SNOW, strong winds, snow drifts and freezing rain can play havoc with the UK’s road network, particularly in January and February. of routes blocked by deep snow can appear suddenly, with unsuspecting drivers and passengers caught out and stuck in their stranded vehicles.
It’s important drivers who do venture out onto the roads are fully prepared for the worst-case scenario. Knowing how to act safely in such situations is key to ensuring the severe winter snap doesn’t end in disaster.
Follow these steps to stay safe during what the tabloids have taken to calling “snowpocalypses”.
1 Do you have to travel?
With red warnings issued by the Met Office for parts of the country, including South West England, Wales and Scotland, there is a risk to life in certain parts of the UK. So before you venture outdoors, ask yourself whether your journey is that important that it’s worth putting yourself and others at risk.
2 Pack an emergency kit in your car
If you’re driving any further than a walk from home, you need to be prepared for the worst-case scenario: getting stuck in snow in freezing temperatures. So pack an emergency kit.
For the car, fill a large box with:
- a high-visibility vest
- tow rope
- jump leads
- mobile phone charging lead
- some de-icer
- an ice scraper
- some ready-mixed windscreen washer fluid
- some long-lasting drinks and snacks
Also look into for your tyres, which may allow you to get to get unstuck. You can find .
Put that lot in the boot.
Also check the condition of the car’s spare wheel and tyre and ensure you have all the tools to change a wheel, as well as a reflective warning triangle.
3 Be prepared to wrap up warm
Pack a warm winter coat, an extra jumper, waterproof trousers, sturdy boots or wellies, an extra pair of socks, a hat, scarf and gloves. And throw in a blanket or two.
4 Tell someone where you’re going
Let friends or family know when and where you are travelling. If you end up stuck down a deserted country lane, and you forgot to charge your phone and pack a charge lead (see above) it will help if people know where to start searching for you.
5 If you get stuck
Switch on the car’s hazard warning lights. Put on the warm clothing, sturdy boots and high-visibility vest, dig out the reflective warning triangle and place it a good distance behind the car, so that traffic approaching on the same side of the road has notice of a hazard ahead.
6 Call for help
Work out where you are and call for help. Your sat nav or phone can give you your location, and friends or family can rally assistance. If you are a member of a breakdown service, call for recovery. If you aren’t, you can pay to join immediately. Bear in mind there will be delays during such extreme winter weather.
7 Is anyone nearby?
Could a Good Samaritan with a 4×4 help tow you free from the snow? Or are others able to help push your car to a place of safety, so it’s not a danger to other road users? Don’t be shy; ask for help.
8 In a remote location…
Don’t leave your car. If it has plenty of fuel, you will be able to remain inside, sheltered from the winter weather and can run the engine from time to time, using the heater to warm the cabin.

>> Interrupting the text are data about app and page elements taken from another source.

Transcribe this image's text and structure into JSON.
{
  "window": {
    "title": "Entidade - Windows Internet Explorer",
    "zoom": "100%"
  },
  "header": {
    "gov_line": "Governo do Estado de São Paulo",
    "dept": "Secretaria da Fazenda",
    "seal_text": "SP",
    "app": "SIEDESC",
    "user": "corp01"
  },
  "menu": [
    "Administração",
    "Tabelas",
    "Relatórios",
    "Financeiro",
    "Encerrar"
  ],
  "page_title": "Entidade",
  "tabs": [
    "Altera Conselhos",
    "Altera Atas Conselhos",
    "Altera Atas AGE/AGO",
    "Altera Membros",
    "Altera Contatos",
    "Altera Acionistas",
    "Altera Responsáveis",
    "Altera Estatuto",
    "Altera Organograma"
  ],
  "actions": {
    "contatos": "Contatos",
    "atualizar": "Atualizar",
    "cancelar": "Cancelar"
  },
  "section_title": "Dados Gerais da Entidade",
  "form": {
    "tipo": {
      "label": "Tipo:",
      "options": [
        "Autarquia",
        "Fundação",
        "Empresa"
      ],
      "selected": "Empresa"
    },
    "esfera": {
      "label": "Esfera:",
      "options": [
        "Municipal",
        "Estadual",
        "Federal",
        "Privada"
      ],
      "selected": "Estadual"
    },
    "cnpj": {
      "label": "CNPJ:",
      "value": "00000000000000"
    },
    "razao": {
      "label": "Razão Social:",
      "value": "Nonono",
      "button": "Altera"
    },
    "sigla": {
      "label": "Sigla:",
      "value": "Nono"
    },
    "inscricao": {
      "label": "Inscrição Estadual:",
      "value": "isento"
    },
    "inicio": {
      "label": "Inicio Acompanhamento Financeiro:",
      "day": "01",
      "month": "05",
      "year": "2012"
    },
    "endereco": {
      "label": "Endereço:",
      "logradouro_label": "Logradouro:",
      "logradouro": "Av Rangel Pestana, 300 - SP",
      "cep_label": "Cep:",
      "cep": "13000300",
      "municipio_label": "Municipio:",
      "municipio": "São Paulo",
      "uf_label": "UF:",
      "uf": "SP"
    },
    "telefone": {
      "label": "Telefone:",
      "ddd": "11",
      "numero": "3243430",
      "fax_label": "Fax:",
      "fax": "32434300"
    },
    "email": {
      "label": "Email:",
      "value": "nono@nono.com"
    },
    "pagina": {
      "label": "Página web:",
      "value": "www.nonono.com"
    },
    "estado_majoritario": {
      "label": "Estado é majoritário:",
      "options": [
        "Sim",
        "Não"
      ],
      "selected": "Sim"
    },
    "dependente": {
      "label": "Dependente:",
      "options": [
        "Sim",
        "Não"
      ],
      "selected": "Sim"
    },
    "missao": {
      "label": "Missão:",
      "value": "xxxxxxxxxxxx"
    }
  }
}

Try not to use all the electrical items, such as the radio, heated seats and headlights, as these could drain the battery.
A note on electric cars:
We’re big fans of electric cars at driving.co.uk but in this situation, your vehicle’s power may run out quite a bit quicker than if you were driving a petrol and diesel car. This is partly because those liquid fuels are highly energy-dense (petrol is about 100 times more energy dense than lithium-ion, for the same volume), meaning an engine can run on tickover providing heat for a long time.
And the internal combustion engine’s big disadvantage over electric motors — namely energy loss through heat — is of course an advantage when heating the interior of a car, as some of that heat is simply redirected into the cabin. An electric car, on the other hand, has no heat source other than the air conditioning system itself.
Some EVs, like the latest Renault Zoe, make use of heat-pump air conditioning systems, as found in motorhomes, which require less energy; a big advantage if you get stuck in a remote location in the snow, allowing you to stay warmer for longer.
However, the point is that electric car drivers will need to be even better prepared than petrol and diesel car owners when venturing out in treacherously snowy conditions.
9 If you have to sleep in the car
The most important thing is to stay warm and hydrated. Consume your drink and snacks slowly, and run the engine and heater when needed, keeping an eye on the fuel level.
10 Remember to lock the doors when asleep
For your own safety, keep the doors locked while you get some rest.